>>>>>
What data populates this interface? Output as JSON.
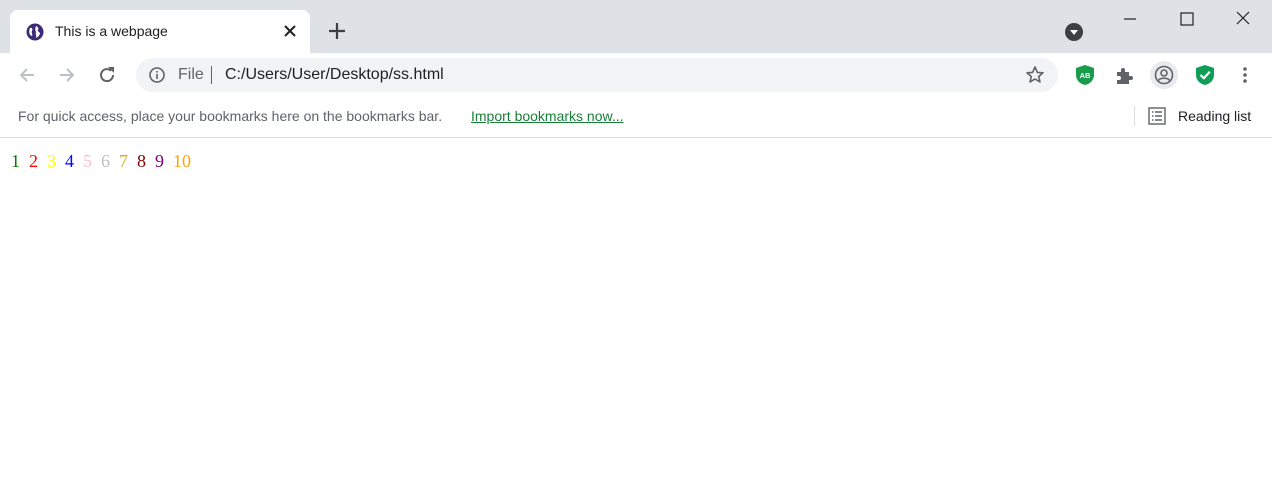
{
  "browser": {
    "tab": {
      "title": "This is a webpage",
      "favicon": "globe-icon"
    },
    "address_bar": {
      "scheme_label": "File",
      "url": "C:/Users/User/Desktop/ss.html"
    },
    "bookmarks_bar": {
      "prompt": "For quick access, place your bookmarks here on the bookmarks bar.",
      "import_link": "Import bookmarks now...",
      "reading_list_label": "Reading list"
    },
    "extensions": [
      "adblock-icon",
      "puzzle-icon",
      "profile-icon",
      "shield-check-icon"
    ],
    "colors": {
      "titlebar": "#dee1e6",
      "omnibox": "#f1f3f4",
      "link": "#188038",
      "favicon": "#3c2a78"
    }
  },
  "page": {
    "numbers": [
      {
        "text": "1",
        "color": "#008000"
      },
      {
        "text": "2",
        "color": "#ff0000"
      },
      {
        "text": "3",
        "color": "#ffff00"
      },
      {
        "text": "4",
        "color": "#0000ff"
      },
      {
        "text": "5",
        "color": "#ffc0cb"
      },
      {
        "text": "6",
        "color": "#c0c0c0"
      },
      {
        "text": "7",
        "color": "#d4b020"
      },
      {
        "text": "8",
        "color": "#800000"
      },
      {
        "text": "9",
        "color": "#800080"
      },
      {
        "text": "10",
        "color": "#ffa500"
      }
    ]
  }
}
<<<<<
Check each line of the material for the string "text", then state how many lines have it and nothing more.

10